AUSTIN (KXAN) — While the 2022 Atlantic hurricane season is off to a slower start than recent years, several variables are coming together for a rapid increase in tropical activity in mid-August.
June and July are typically quieter months in the Atlantic basin, with limited tropical storm and hurricane activity. Eighty-five percent of major hurricanes develop after Aug. 20, according to Phil Klotzbach, who works at Colorado State University and develops the Atlantic hurricane forecasts between August and October, typically the peak times for development.
By early August 2020, the Atlantic hurricane season already spawned seven tropical storms and two hurricanes. By early August 2021, we had already tallied four tropical storms and one hurricane.
This Atlantic hurricane season has only yielded three tropical storms with relatively minor impacts.
Though this seems like a quiet season to date, it is directly in-line with 30-year averages from the National Hurricane Center below, with just three named storms typical through Aug. 3.
|Number||Named systems||Hurricanes||Major Hurricanes|
|1||Jun 20||Aug 11||Sep 1|
|2||Jul 17||Aug 26||Sep 19|
|3||Aug 3||Sep 7||Oct 28|
|4||Aug 15||Sep 16||–|
|5||Aug 22||Sep 28||–|
|6||Aug 29||Oct 15||–|
|7||Sep 3||Nov 15||–|
Atlantic hurricane season ramps up beginning in August due to a variety of factors including warmer ocean waters, less Saharan dust in the atmosphere, and more disturbances marching across the ocean from Africa which act as “seedlings” for tropical storms.
We are tracking an expected increase in disturbances rolling off the coast of Africa during the middle of August. These tropical waves can act as embryos for tropical storm development as they trek westward across the Atlantic. As Joe Bastardi of Weatherbell.com writes, “the wave train is going to start running,” with wetter than normal weather expected across the interior of Africa where these seedlings are born.
The final variable expected to lead to an increase in tropical activity in mid-August is the Madden-Julian Oscillation, or MJO. We can think of the MJO as a large-scale area of rising or sinking air which can either enhance or suppress storm development.
As a storm-supporting area of rising motion moves over the Atlantic mid to late-August, large-scale rising motion will replace large-scale sinking, making conditions more favorable overall for tropical development. A setup like this led to a hurricane outbreak at the end of August 2020.
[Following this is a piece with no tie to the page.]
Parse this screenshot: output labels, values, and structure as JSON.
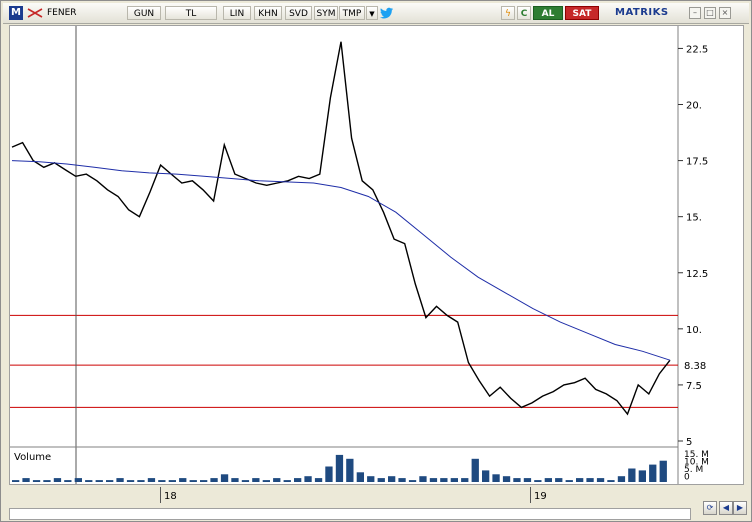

While all of these variables will lead to an increase in tropical activity in the Atlantic, it will not come immediately. Long-range forecast models are suggesting the current lull in activity lasts through Aug. 12, with an increase coming between Aug. 12-20.
While we expect a sharp uptick in hurricane activity, it is impossible to forecast where the storms may go until they form. Forecasters at CSU diagnose a higher than normal 59% chance of a Texas hurricane strike this year (average: 36%), and a 28% chance of a major hurricane strike (average: 16%).